_Exercise directions_
Spot each line in the records below where the word "label" occurs, then copy it.

_Given data_

--------------------

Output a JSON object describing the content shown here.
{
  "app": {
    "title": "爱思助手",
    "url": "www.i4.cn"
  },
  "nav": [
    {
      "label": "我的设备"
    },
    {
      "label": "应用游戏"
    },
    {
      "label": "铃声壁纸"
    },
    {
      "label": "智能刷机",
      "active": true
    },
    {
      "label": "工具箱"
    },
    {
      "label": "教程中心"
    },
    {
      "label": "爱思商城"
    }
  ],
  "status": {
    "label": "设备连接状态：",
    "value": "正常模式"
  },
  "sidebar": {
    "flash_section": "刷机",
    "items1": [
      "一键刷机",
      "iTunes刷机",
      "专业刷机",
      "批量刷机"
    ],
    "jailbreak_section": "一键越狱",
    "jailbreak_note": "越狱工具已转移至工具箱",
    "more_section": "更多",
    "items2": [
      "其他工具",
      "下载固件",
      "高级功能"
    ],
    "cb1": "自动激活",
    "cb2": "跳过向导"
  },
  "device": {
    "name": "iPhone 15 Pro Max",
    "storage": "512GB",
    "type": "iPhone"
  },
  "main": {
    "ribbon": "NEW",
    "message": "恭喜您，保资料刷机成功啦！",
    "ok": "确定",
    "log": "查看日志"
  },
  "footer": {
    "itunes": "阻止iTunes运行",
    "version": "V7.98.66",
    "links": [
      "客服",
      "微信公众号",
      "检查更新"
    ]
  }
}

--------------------

_Exercise response_
      "label": "我的设备"
      "label": "应用游戏"
      "label": "铃声壁纸"
      "label": "智能刷机",
      "label": "工具箱"
      "label": "教程中心"
      "label": "爱思商城"
    "label": "设备连接状态：",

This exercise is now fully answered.